**PROBLEM DETAILS:** Wherever a line of the records contains "name", copy that line.

(Website and app data records)

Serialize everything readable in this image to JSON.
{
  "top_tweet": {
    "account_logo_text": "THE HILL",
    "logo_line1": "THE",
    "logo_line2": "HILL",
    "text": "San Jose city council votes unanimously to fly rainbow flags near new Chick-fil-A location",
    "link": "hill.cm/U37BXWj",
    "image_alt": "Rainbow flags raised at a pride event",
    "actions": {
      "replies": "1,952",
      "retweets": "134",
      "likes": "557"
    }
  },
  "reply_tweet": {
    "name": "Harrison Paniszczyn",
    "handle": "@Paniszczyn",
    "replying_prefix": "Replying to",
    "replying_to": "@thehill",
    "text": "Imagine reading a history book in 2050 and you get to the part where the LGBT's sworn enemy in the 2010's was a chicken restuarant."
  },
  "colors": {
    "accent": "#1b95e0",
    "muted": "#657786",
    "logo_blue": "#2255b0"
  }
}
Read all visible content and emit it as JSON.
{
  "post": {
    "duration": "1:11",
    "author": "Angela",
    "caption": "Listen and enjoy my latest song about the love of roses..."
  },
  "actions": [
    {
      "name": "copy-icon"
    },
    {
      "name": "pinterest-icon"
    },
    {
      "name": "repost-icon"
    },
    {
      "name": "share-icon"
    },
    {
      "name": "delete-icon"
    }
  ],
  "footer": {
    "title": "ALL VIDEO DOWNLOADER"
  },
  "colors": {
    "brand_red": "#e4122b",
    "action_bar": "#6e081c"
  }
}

**SOLUTION BELOW:**
    "name": "Harrison Paniszczyn",
      "name": "copy-icon"
      "name": "pinterest-icon"
      "name": "repost-icon"
      "name": "share-icon"
      "name": "delete-icon"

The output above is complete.